> Exercise brief: Examine each line of the listing below. Copy those in which the string "JSON" appears.

> Data extracts:
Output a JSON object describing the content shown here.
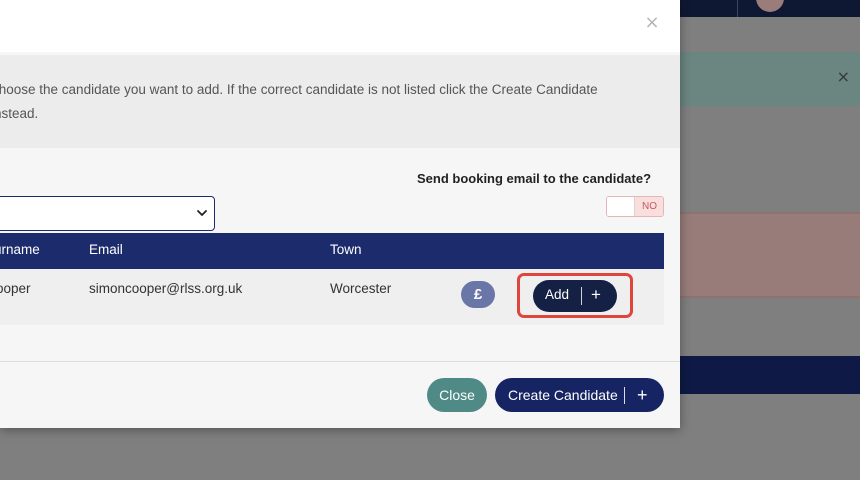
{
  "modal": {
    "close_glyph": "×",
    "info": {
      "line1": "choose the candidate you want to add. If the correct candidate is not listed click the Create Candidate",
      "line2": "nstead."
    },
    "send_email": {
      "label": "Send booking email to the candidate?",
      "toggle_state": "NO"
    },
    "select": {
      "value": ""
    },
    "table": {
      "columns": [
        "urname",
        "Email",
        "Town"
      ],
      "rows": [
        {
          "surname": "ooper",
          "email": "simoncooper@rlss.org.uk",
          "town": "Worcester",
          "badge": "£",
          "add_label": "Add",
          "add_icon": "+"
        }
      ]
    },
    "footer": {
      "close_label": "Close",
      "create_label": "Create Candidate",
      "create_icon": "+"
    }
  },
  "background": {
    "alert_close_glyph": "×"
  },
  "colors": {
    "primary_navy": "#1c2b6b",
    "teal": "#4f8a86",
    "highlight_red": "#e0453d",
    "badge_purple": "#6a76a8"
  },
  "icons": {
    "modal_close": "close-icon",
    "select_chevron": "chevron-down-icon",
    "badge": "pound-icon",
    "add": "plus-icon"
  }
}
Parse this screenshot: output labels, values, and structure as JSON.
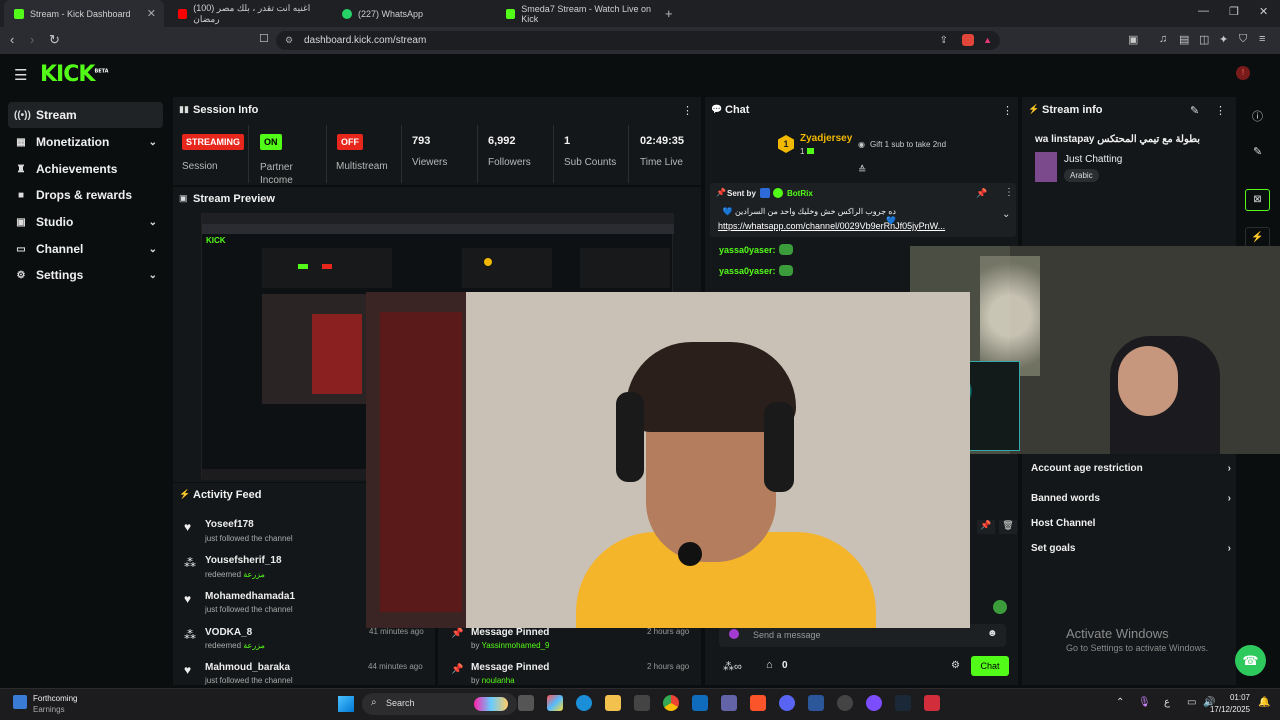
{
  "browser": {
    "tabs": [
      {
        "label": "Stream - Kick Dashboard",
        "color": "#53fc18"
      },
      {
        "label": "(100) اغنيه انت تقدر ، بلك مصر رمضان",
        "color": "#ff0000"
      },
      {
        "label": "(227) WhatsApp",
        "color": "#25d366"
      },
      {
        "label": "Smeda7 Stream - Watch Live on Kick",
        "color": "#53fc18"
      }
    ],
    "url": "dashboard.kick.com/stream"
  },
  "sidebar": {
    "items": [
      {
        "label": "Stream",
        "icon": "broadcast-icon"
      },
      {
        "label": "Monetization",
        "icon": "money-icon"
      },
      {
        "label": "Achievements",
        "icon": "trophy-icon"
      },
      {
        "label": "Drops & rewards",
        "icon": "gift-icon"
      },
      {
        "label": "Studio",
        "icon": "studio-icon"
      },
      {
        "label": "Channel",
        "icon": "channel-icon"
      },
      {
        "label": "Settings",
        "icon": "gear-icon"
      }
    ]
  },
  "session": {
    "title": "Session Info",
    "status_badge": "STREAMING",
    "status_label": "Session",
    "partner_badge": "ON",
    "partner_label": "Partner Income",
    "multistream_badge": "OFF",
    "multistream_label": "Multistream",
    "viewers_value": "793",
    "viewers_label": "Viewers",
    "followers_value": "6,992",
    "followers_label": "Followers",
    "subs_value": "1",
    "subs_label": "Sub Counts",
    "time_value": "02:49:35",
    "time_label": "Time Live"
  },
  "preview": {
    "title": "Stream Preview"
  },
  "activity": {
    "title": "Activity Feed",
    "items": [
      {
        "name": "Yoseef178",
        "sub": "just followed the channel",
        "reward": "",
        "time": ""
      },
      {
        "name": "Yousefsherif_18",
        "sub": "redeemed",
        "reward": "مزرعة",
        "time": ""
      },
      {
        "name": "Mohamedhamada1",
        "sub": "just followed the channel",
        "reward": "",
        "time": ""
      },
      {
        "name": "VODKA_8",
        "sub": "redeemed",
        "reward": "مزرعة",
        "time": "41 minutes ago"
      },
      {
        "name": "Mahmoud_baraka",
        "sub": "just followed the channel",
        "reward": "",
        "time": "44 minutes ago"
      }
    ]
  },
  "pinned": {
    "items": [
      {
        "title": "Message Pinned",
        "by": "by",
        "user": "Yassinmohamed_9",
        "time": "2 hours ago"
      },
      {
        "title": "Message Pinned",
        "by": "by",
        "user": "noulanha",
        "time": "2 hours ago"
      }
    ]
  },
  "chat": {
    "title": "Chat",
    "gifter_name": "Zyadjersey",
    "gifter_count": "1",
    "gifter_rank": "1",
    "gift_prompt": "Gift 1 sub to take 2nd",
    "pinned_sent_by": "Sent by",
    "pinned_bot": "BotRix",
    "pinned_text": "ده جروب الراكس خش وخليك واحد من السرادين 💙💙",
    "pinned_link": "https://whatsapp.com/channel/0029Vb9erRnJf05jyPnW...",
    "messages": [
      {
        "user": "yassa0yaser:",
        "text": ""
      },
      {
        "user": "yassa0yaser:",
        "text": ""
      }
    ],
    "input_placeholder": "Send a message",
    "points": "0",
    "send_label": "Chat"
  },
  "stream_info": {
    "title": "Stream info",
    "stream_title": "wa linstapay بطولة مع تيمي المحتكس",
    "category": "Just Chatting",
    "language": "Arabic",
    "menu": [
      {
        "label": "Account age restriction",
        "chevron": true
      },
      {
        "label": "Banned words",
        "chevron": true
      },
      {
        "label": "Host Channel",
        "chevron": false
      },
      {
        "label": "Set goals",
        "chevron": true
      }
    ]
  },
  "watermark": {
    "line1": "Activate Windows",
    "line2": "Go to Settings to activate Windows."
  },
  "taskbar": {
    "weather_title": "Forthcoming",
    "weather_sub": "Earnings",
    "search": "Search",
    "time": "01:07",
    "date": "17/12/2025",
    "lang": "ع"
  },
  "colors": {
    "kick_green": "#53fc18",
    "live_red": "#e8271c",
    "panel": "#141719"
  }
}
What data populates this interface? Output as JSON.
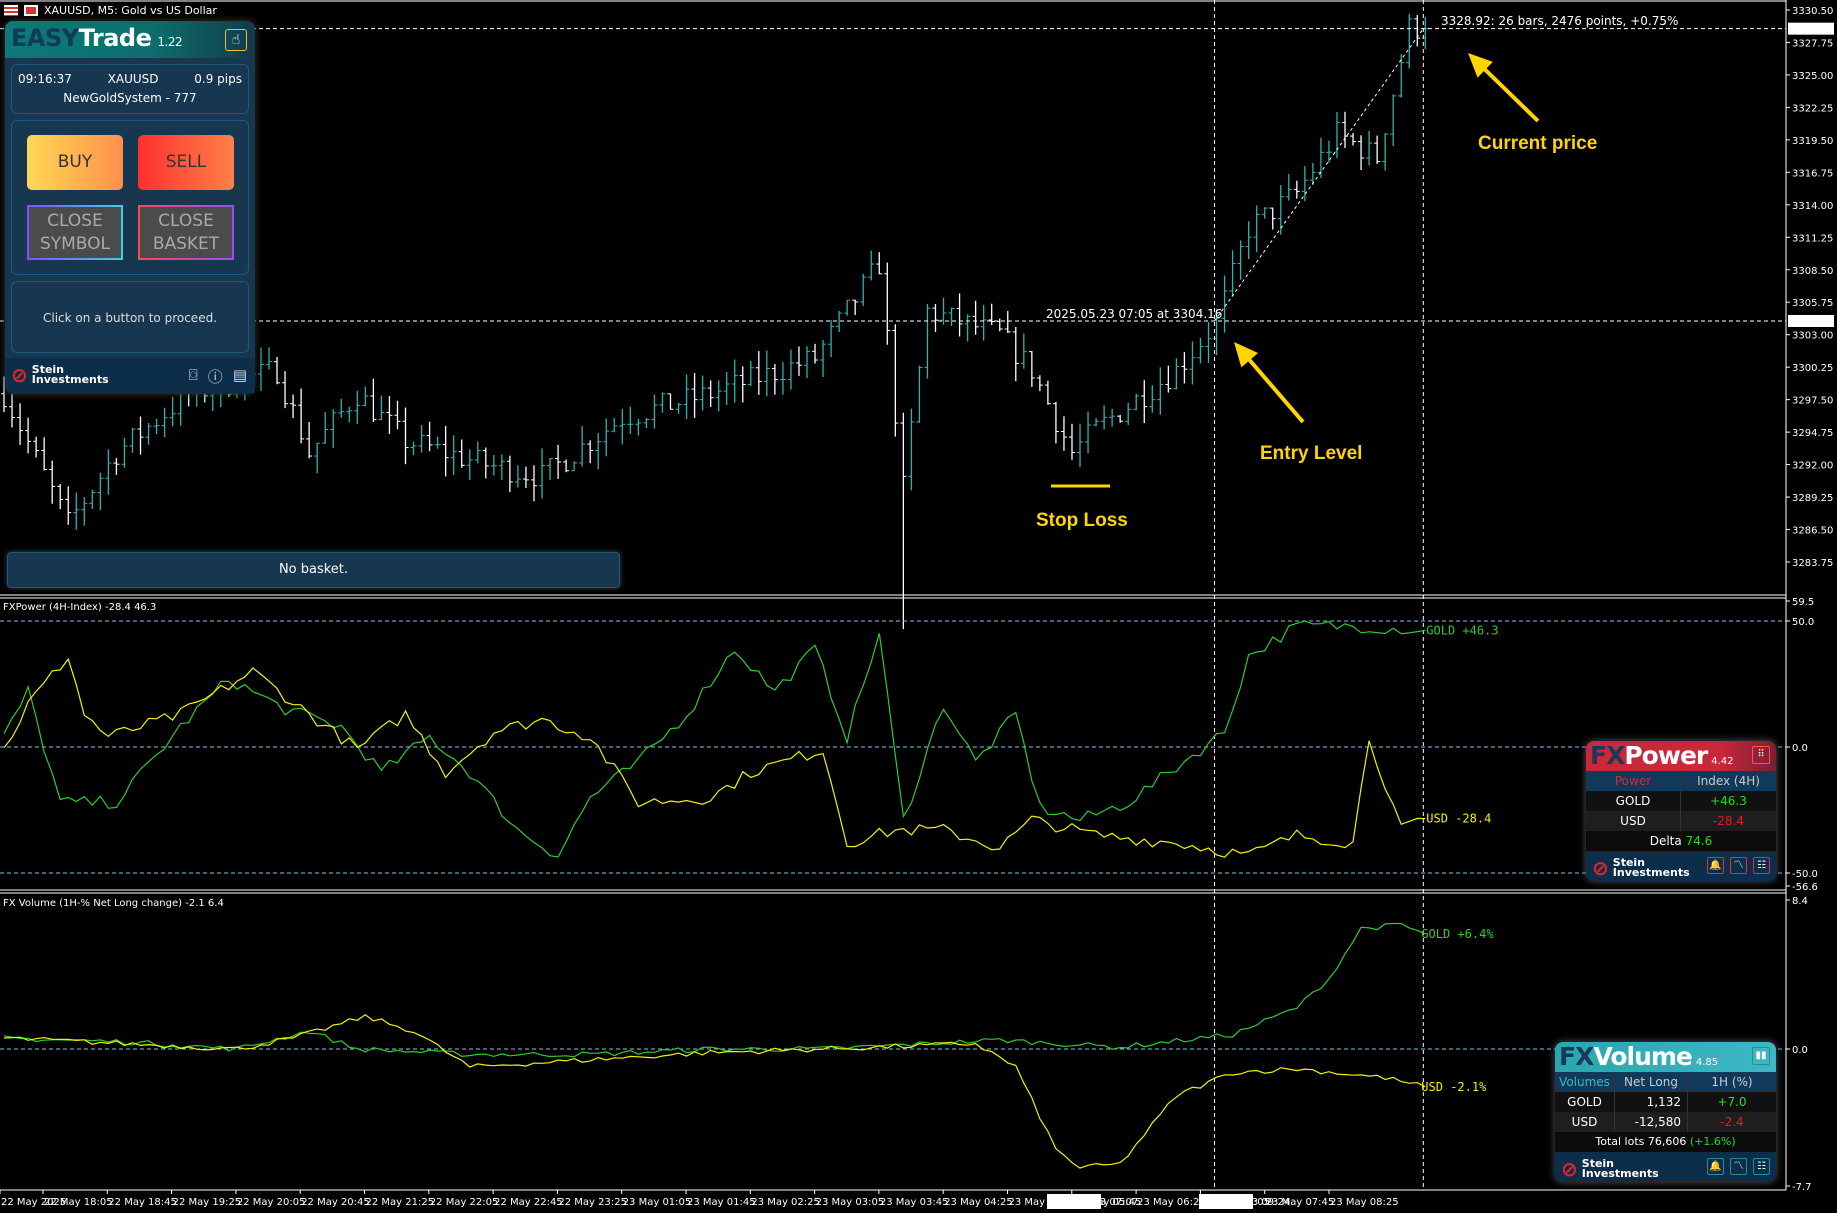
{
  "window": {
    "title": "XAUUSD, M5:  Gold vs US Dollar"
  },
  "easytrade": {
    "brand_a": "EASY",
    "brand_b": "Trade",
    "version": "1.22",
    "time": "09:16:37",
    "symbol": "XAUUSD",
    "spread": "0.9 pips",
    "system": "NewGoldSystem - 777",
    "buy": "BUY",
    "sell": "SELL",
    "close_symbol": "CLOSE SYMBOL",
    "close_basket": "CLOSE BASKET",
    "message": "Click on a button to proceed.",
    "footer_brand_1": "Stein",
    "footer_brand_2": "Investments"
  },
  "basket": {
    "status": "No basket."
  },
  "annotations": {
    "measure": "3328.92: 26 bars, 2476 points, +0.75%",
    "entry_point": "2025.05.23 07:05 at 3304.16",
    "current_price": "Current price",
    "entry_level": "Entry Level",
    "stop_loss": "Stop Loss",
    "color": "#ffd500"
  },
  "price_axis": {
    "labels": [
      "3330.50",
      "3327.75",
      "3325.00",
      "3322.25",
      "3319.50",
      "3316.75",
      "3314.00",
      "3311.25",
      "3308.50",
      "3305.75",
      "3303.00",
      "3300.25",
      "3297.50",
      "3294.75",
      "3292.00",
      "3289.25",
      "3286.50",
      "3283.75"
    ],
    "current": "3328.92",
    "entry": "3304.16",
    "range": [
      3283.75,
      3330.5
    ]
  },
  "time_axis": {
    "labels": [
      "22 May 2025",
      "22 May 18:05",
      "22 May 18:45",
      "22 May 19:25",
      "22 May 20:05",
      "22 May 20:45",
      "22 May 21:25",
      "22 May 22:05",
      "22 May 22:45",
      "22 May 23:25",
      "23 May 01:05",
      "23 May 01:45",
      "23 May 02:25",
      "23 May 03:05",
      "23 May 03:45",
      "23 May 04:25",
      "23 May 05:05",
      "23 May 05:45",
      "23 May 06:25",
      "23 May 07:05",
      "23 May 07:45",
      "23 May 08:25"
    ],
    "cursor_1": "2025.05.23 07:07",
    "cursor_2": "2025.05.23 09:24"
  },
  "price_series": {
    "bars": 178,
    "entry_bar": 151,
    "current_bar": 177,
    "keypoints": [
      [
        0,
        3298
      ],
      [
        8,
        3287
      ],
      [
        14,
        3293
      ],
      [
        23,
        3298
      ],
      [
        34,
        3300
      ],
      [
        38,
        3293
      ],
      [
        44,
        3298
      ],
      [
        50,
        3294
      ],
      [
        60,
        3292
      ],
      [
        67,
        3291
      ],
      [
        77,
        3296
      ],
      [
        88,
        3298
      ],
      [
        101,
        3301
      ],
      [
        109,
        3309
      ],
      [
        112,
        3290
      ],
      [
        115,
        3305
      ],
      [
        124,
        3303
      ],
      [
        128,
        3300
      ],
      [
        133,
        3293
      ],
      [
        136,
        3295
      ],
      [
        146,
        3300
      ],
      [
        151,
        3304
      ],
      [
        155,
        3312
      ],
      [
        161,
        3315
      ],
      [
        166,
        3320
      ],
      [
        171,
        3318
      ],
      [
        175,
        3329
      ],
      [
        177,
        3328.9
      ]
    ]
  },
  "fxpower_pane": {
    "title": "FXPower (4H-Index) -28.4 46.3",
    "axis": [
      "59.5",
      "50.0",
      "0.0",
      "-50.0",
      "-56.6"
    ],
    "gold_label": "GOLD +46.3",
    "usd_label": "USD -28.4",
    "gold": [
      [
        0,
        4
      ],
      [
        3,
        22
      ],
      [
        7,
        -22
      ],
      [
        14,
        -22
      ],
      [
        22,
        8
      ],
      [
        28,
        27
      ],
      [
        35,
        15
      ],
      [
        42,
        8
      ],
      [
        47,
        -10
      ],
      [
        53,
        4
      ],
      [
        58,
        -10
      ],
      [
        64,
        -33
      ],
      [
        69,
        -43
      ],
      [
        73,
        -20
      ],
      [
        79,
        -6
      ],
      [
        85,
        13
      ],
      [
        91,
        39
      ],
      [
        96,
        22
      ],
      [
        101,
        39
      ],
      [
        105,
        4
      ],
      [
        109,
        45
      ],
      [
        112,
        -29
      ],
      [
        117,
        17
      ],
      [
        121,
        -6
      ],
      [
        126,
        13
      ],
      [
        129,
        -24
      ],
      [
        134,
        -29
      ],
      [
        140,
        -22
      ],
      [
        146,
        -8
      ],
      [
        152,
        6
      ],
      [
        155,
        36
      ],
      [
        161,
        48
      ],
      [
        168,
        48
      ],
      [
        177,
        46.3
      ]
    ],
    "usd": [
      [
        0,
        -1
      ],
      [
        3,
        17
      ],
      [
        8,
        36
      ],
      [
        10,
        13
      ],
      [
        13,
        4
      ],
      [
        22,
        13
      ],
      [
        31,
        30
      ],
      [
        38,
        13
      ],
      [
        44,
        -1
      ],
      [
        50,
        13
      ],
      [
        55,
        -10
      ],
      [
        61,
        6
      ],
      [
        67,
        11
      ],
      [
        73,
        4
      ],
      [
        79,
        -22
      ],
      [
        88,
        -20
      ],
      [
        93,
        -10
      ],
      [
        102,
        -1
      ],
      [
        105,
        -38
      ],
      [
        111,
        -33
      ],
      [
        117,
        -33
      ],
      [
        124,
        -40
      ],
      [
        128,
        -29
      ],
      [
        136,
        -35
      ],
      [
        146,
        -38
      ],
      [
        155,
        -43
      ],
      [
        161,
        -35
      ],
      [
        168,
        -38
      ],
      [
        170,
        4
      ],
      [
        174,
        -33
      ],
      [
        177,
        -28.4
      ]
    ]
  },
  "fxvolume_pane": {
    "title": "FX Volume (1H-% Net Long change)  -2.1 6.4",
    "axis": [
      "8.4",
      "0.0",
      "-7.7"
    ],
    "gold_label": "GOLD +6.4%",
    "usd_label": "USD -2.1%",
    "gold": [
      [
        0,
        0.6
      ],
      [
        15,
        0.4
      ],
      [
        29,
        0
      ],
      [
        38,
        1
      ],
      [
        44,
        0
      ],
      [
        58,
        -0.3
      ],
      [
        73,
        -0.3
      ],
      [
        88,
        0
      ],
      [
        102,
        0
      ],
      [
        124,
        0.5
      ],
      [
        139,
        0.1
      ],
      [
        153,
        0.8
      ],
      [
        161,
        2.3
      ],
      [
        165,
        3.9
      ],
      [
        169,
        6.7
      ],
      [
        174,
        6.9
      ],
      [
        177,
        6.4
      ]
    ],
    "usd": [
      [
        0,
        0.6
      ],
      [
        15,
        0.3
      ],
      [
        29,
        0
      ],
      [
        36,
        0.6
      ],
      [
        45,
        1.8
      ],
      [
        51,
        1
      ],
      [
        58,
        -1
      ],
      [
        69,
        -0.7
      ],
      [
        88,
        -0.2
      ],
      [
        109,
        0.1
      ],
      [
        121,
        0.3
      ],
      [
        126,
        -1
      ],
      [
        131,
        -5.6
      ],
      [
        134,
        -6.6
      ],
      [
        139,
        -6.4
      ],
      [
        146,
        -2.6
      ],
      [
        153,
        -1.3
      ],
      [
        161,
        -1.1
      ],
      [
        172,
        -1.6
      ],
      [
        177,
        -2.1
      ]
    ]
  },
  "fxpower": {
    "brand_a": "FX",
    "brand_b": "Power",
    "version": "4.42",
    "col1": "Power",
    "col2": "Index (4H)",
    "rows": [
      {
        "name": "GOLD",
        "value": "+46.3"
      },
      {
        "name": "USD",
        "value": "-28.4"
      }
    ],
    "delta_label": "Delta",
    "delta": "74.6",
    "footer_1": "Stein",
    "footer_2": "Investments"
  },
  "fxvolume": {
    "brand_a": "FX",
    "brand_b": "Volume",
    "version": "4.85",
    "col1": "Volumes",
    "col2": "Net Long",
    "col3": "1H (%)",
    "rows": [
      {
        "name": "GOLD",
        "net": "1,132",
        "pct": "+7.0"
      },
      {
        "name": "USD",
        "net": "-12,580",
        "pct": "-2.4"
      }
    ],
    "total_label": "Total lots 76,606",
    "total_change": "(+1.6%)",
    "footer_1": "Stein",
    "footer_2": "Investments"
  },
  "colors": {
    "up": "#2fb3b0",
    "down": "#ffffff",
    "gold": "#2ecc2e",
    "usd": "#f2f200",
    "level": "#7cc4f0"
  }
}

> Result of this task:
Output a JSON object describing the content shown here.
Parse this screenshot: output labels, values, and structure as JSON.
What data populates this interface? Output as JSON.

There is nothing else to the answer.